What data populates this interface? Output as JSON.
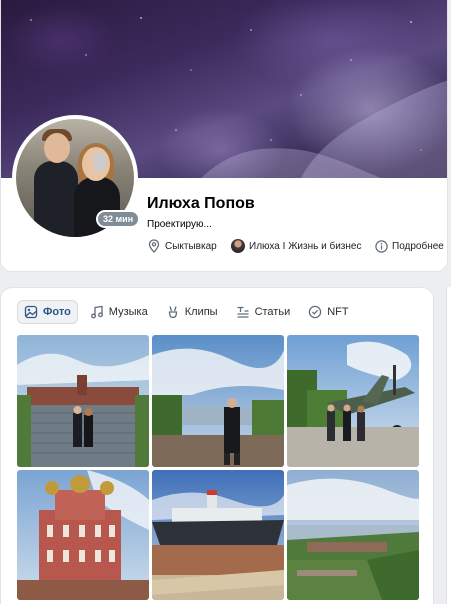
{
  "profile": {
    "name": "Илюха Попов",
    "status": "Проектирую...",
    "online_badge": "32 мин",
    "city": "Сыктывкар",
    "group": "Илюха I Жизнь и бизнес",
    "more": "Подробнее"
  },
  "media": {
    "tabs": [
      {
        "label": "Фото",
        "icon": "photo-icon",
        "active": true
      },
      {
        "label": "Музыка",
        "icon": "music-icon",
        "active": false
      },
      {
        "label": "Клипы",
        "icon": "clips-icon",
        "active": false
      },
      {
        "label": "Статьи",
        "icon": "articles-icon",
        "active": false
      },
      {
        "label": "NFT",
        "icon": "nft-icon",
        "active": false
      }
    ]
  },
  "colors": {
    "accent": "#2a5885",
    "badge": "#818c99",
    "page_bg": "#edeef0"
  }
}
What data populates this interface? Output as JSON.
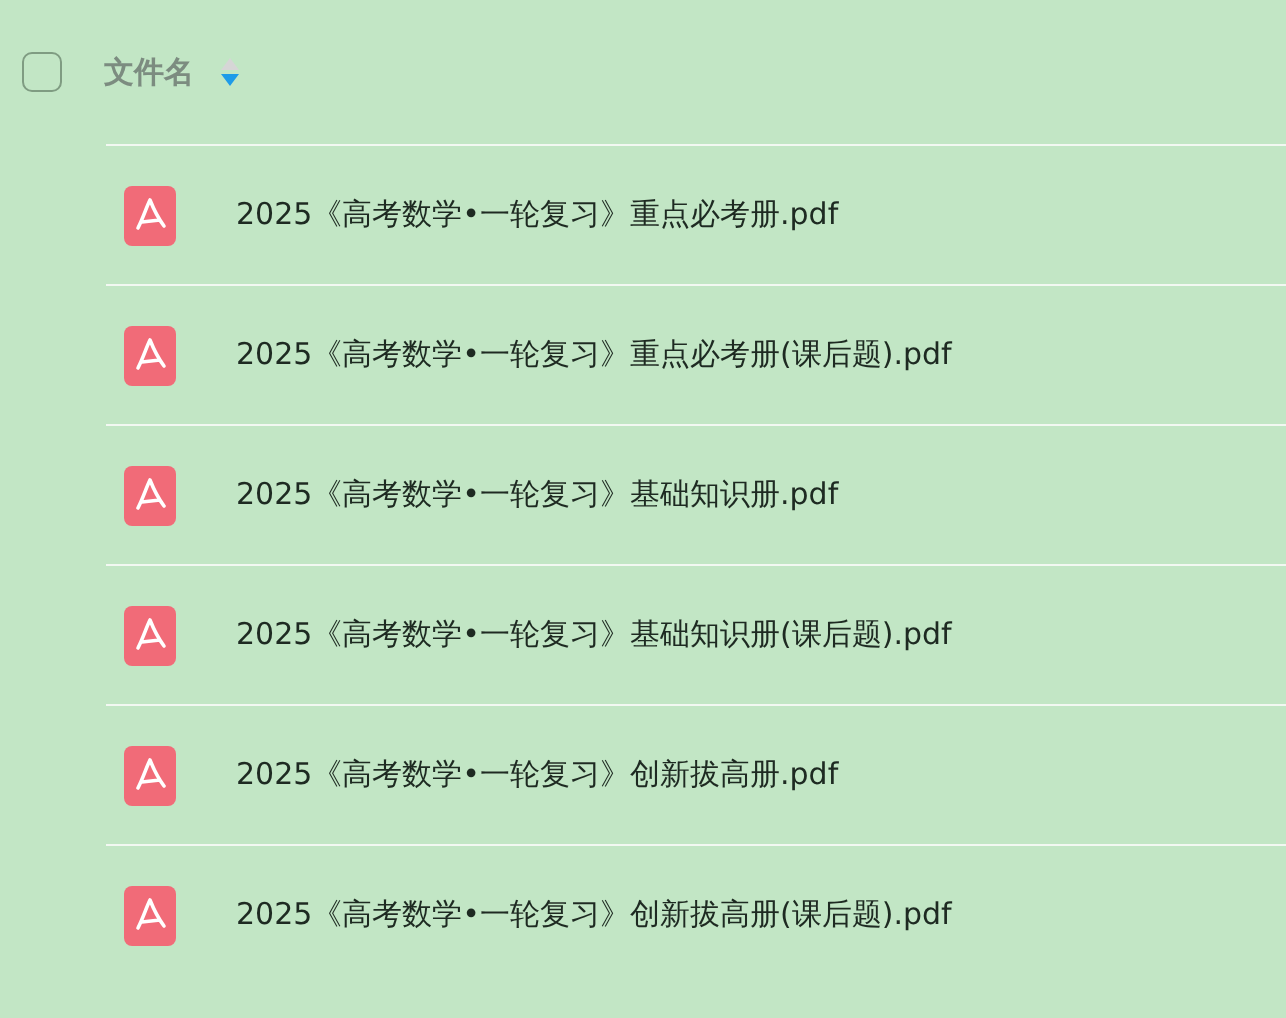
{
  "header": {
    "checked": false,
    "column": "文件名",
    "sorted_descending": true
  },
  "files": [
    {
      "name": "2025《高考数学•一轮复习》重点必考册.pdf",
      "kind": "pdf"
    },
    {
      "name": "2025《高考数学•一轮复习》重点必考册(课后题).pdf",
      "kind": "pdf"
    },
    {
      "name": "2025《高考数学•一轮复习》基础知识册.pdf",
      "kind": "pdf"
    },
    {
      "name": "2025《高考数学•一轮复习》基础知识册(课后题).pdf",
      "kind": "pdf"
    },
    {
      "name": "2025《高考数学•一轮复习》创新拔高册.pdf",
      "kind": "pdf"
    },
    {
      "name": "2025《高考数学•一轮复习》创新拔高册(课后题).pdf",
      "kind": "pdf"
    }
  ]
}
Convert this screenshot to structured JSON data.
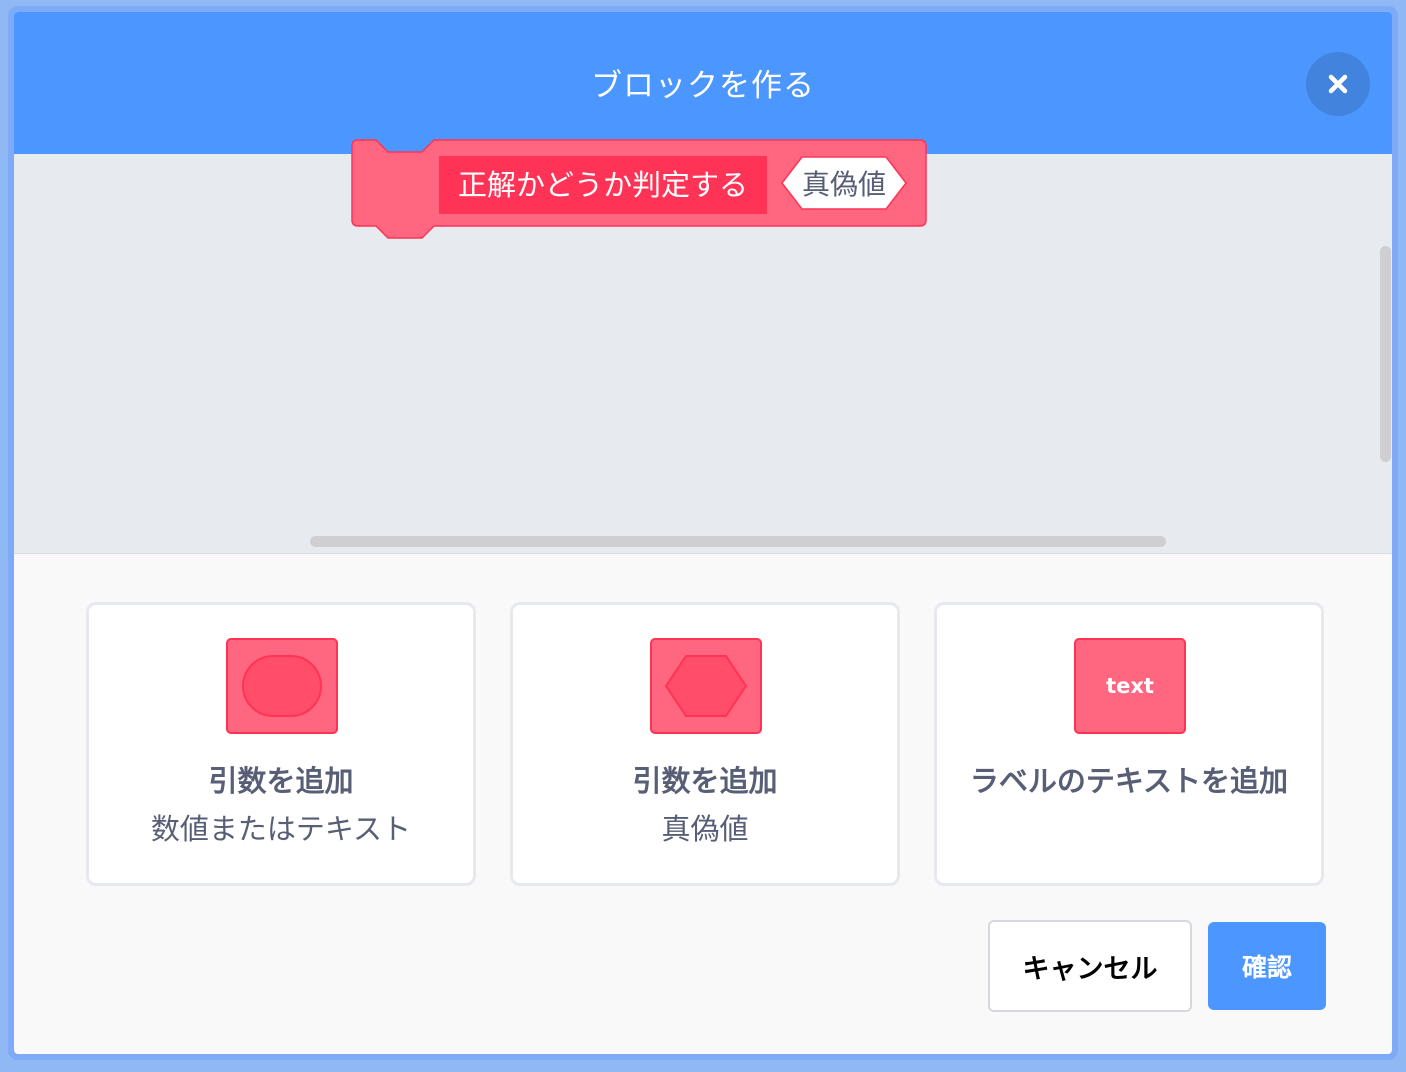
{
  "dialog": {
    "title": "ブロックを作る",
    "close_icon": "close-icon"
  },
  "preview": {
    "block_label": "正解かどうか判定する",
    "boolean_input_label": "真偽値",
    "block_color": "#ff6680",
    "label_highlight_color": "#ff3355"
  },
  "options": [
    {
      "icon": "round-input-icon",
      "title": "引数を追加",
      "subtitle": "数値またはテキスト"
    },
    {
      "icon": "boolean-input-icon",
      "title": "引数を追加",
      "subtitle": "真偽値"
    },
    {
      "icon": "text-label-icon",
      "icon_text": "text",
      "title": "ラベルのテキストを追加"
    }
  ],
  "footer": {
    "cancel_label": "キャンセル",
    "ok_label": "確認"
  },
  "colors": {
    "header": "#4c97ff",
    "accent": "#4c97ff",
    "block": "#ff6680"
  }
}
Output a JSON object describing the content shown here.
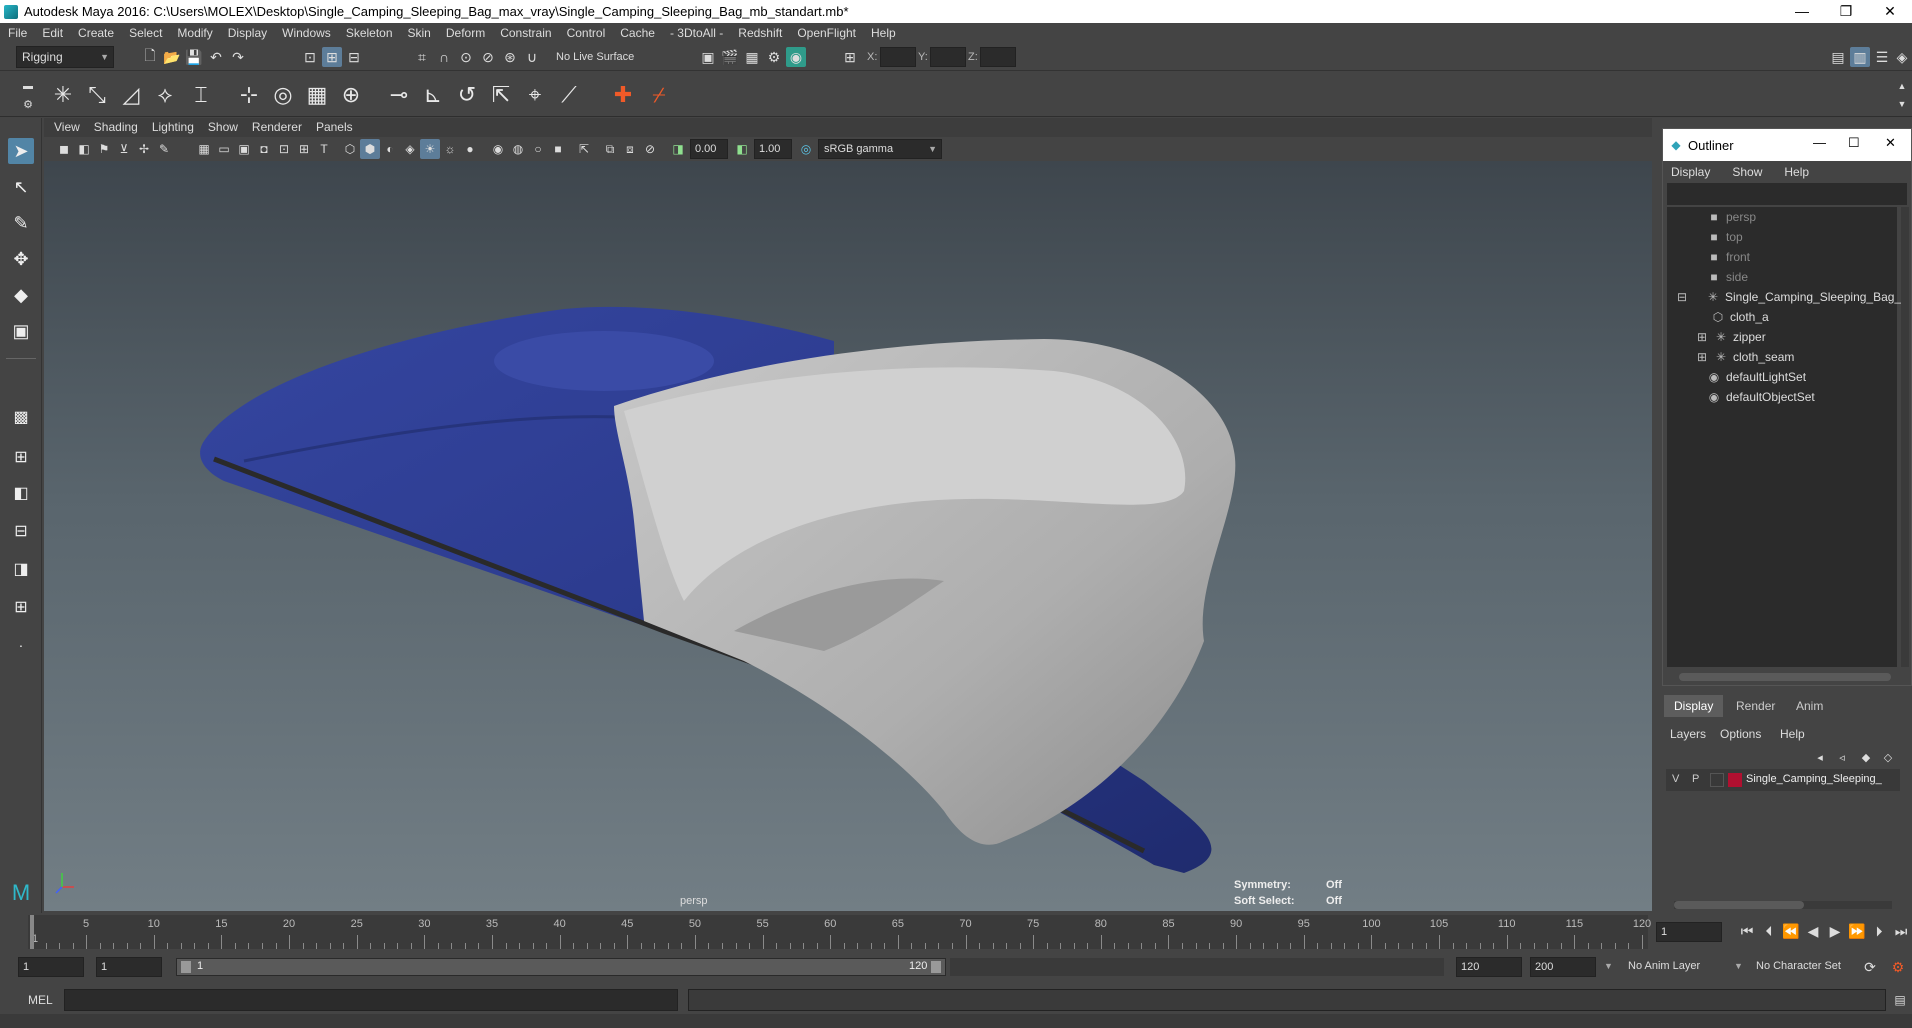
{
  "window": {
    "title": "Autodesk Maya 2016: C:\\Users\\MOLEX\\Desktop\\Single_Camping_Sleeping_Bag_max_vray\\Single_Camping_Sleeping_Bag_mb_standart.mb*",
    "minimize": "—",
    "restore": "❐",
    "close": "✕"
  },
  "menubar": [
    "File",
    "Edit",
    "Create",
    "Select",
    "Modify",
    "Display",
    "Windows",
    "Skeleton",
    "Skin",
    "Deform",
    "Constrain",
    "Control",
    "Cache",
    "- 3DtoAll -",
    "Redshift",
    "OpenFlight",
    "Help"
  ],
  "statusline": {
    "menuset": "Rigging",
    "live_surface": "No Live Surface",
    "x_label": "X:",
    "y_label": "Y:",
    "z_label": "Z:"
  },
  "viewport": {
    "menus": [
      "View",
      "Shading",
      "Lighting",
      "Show",
      "Renderer",
      "Panels"
    ],
    "exposure": "0.00",
    "gamma": "1.00",
    "color_space": "sRGB gamma",
    "camera_label": "persp",
    "symmetry_label": "Symmetry:",
    "symmetry_value": "Off",
    "soft_select_label": "Soft Select:",
    "soft_select_value": "Off"
  },
  "outliner": {
    "title": "Outliner",
    "menus": [
      "Display",
      "Show",
      "Help"
    ],
    "items": [
      {
        "label": "persp",
        "icon": "camera-icon",
        "dim": true
      },
      {
        "label": "top",
        "icon": "camera-icon",
        "dim": true
      },
      {
        "label": "front",
        "icon": "camera-icon",
        "dim": true
      },
      {
        "label": "side",
        "icon": "camera-icon",
        "dim": true
      },
      {
        "label": "Single_Camping_Sleeping_Bag_r",
        "icon": "group-icon",
        "dim": false
      },
      {
        "label": "cloth_a",
        "icon": "mesh-icon",
        "dim": false
      },
      {
        "label": "zipper",
        "icon": "group-icon",
        "dim": false
      },
      {
        "label": "cloth_seam",
        "icon": "group-icon",
        "dim": false
      },
      {
        "label": "defaultLightSet",
        "icon": "set-icon",
        "dim": false
      },
      {
        "label": "defaultObjectSet",
        "icon": "set-icon",
        "dim": false
      }
    ]
  },
  "layer_editor": {
    "tabs": [
      "Display",
      "Render",
      "Anim"
    ],
    "menus": [
      "Layers",
      "Options",
      "Help"
    ],
    "layer": {
      "v": "V",
      "p": "P",
      "name": "Single_Camping_Sleeping_",
      "color": "#b01030"
    }
  },
  "timeslider": {
    "start": 1,
    "end": 120,
    "labels": [
      "5",
      "10",
      "15",
      "20",
      "25",
      "30",
      "35",
      "40",
      "45",
      "50",
      "55",
      "60",
      "65",
      "70",
      "75",
      "80",
      "85",
      "90",
      "95",
      "100",
      "105",
      "110",
      "115",
      "120"
    ],
    "first_label": "1",
    "current_frame": "1"
  },
  "rangeslider": {
    "start_time": "1",
    "playback_start": "1",
    "range_start": "1",
    "range_end": "120",
    "playback_end": "120",
    "end_time": "200",
    "anim_layer": "No Anim Layer",
    "character_set": "No Character Set"
  },
  "cmdline": {
    "label": "MEL"
  },
  "colors": {
    "bag_outer": "#2a3a8c",
    "bag_inner": "#b8b8b8",
    "selection_highlight": "#5285a6",
    "layer_color": "#b01030"
  }
}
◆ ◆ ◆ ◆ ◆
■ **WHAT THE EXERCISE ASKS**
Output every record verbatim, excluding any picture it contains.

■ **OUTPUT FOR THIS TASK**
What data populates this interface? Output as JSON.
{
  "profile": {
    "name": "Илюха Попов",
    "status": "Проектирую...",
    "online_badge": "32 мин",
    "city": "Сыктывкар",
    "group": "Илюха I Жизнь и бизнес",
    "more": "Подробнее"
  },
  "media": {
    "tabs": [
      {
        "label": "Фото",
        "icon": "photo-icon",
        "active": true
      },
      {
        "label": "Музыка",
        "icon": "music-icon",
        "active": false
      },
      {
        "label": "Клипы",
        "icon": "clips-icon",
        "active": false
      },
      {
        "label": "Статьи",
        "icon": "articles-icon",
        "active": false
      },
      {
        "label": "NFT",
        "icon": "nft-icon",
        "active": false
      }
    ]
  },
  "colors": {
    "accent": "#2a5885",
    "badge": "#818c99",
    "page_bg": "#edeef0"
  }
}
What data populates this interface? Output as JSON.
{
  "header": {
    "checked": false,
    "column": "文件名",
    "sorted_descending": true
  },
  "files": [
    {
      "name": "2025《高考数学•一轮复习》重点必考册.pdf",
      "kind": "pdf"
    },
    {
      "name": "2025《高考数学•一轮复习》重点必考册(课后题).pdf",
      "kind": "pdf"
    },
    {
      "name": "2025《高考数学•一轮复习》基础知识册.pdf",
      "kind": "pdf"
    },
    {
      "name": "2025《高考数学•一轮复习》基础知识册(课后题).pdf",
      "kind": "pdf"
    },
    {
      "name": "2025《高考数学•一轮复习》创新拔高册.pdf",
      "kind": "pdf"
    },
    {
      "name": "2025《高考数学•一轮复习》创新拔高册(课后题).pdf",
      "kind": "pdf"
    }
  ]
}
Convert this screenshot to structured JSON data.
{
  "dialog": {
    "title": "ブロックを作る",
    "close_icon": "close-icon"
  },
  "preview": {
    "block_label": "正解かどうか判定する",
    "boolean_input_label": "真偽値",
    "block_color": "#ff6680",
    "label_highlight_color": "#ff3355"
  },
  "options": [
    {
      "icon": "round-input-icon",
      "title": "引数を追加",
      "subtitle": "数値またはテキスト"
    },
    {
      "icon": "boolean-input-icon",
      "title": "引数を追加",
      "subtitle": "真偽値"
    },
    {
      "icon": "text-label-icon",
      "icon_text": "text",
      "title": "ラベルのテキストを追加"
    }
  ],
  "footer": {
    "cancel_label": "キャンセル",
    "ok_label": "確認"
  },
  "colors": {
    "header": "#4c97ff",
    "accent": "#4c97ff",
    "block": "#ff6680"
  }
}
Output a JSON object describing the content shown here.
{
  "window": {
    "title": "Autodesk Maya 2016: C:\\Users\\MOLEX\\Desktop\\Single_Camping_Sleeping_Bag_max_vray\\Single_Camping_Sleeping_Bag_mb_standart.mb*",
    "minimize": "—",
    "restore": "❐",
    "close": "✕"
  },
  "menubar": [
    "File",
    "Edit",
    "Create",
    "Select",
    "Modify",
    "Display",
    "Windows",
    "Skeleton",
    "Skin",
    "Deform",
    "Constrain",
    "Control",
    "Cache",
    "- 3DtoAll -",
    "Redshift",
    "OpenFlight",
    "Help"
  ],
  "statusline": {
    "menuset": "Rigging",
    "live_surface": "No Live Surface",
    "x_label": "X:",
    "y_label": "Y:",
    "z_label": "Z:"
  },
  "viewport": {
    "menus": [
      "View",
      "Shading",
      "Lighting",
      "Show",
      "Renderer",
      "Panels"
    ],
    "exposure": "0.00",
    "gamma": "1.00",
    "color_space": "sRGB gamma",
    "camera_label": "persp",
    "symmetry_label": "Symmetry:",
    "symmetry_value": "Off",
    "soft_select_label": "Soft Select:",
    "soft_select_value": "Off"
  },
  "outliner": {
    "title": "Outliner",
    "menus": [
      "Display",
      "Show",
      "Help"
    ],
    "items": [
      {
        "label": "persp",
        "icon": "camera-icon",
        "dim": true
      },
      {
        "label": "top",
        "icon": "camera-icon",
        "dim": true
      },
      {
        "label": "front",
        "icon": "camera-icon",
        "dim": true
      },
      {
        "label": "side",
        "icon": "camera-icon",
        "dim": true
      },
      {
        "label": "Single_Camping_Sleeping_Bag_r",
        "icon": "group-icon",
        "dim": false
      },
      {
        "label": "cloth_a",
        "icon": "mesh-icon",
        "dim": false
      },
      {
        "label": "zipper",
        "icon": "group-icon",
        "dim": false
      },
      {
        "label": "cloth_seam",
        "icon": "group-icon",
        "dim": false
      },
      {
        "label": "defaultLightSet",
        "icon": "set-icon",
        "dim": false
      },
      {
        "label": "defaultObjectSet",
        "icon": "set-icon",
        "dim": false
      }
    ]
  },
  "layer_editor": {
    "tabs": [
      "Display",
      "Render",
      "Anim"
    ],
    "menus": [
      "Layers",
      "Options",
      "Help"
    ],
    "layer": {
      "v": "V",
      "p": "P",
      "name": "Single_Camping_Sleeping_",
      "color": "#b01030"
    }
  },
  "timeslider": {
    "start": 1,
    "end": 120,
    "labels": [
      "5",
      "10",
      "15",
      "20",
      "25",
      "30",
      "35",
      "40",
      "45",
      "50",
      "55",
      "60",
      "65",
      "70",
      "75",
      "80",
      "85",
      "90",
      "95",
      "100",
      "105",
      "110",
      "115",
      "120"
    ],
    "first_label": "1",
    "current_frame": "1"
  },
  "rangeslider": {
    "start_time": "1",
    "playback_start": "1",
    "range_start": "1",
    "range_end": "120",
    "playback_end": "120",
    "end_time": "200",
    "anim_layer": "No Anim Layer",
    "character_set": "No Character Set"
  },
  "cmdline": {
    "label": "MEL"
  },
  "colors": {
    "bag_outer": "#2a3a8c",
    "bag_inner": "#b8b8b8",
    "selection_highlight": "#5285a6",
    "layer_color": "#b01030"
  }
}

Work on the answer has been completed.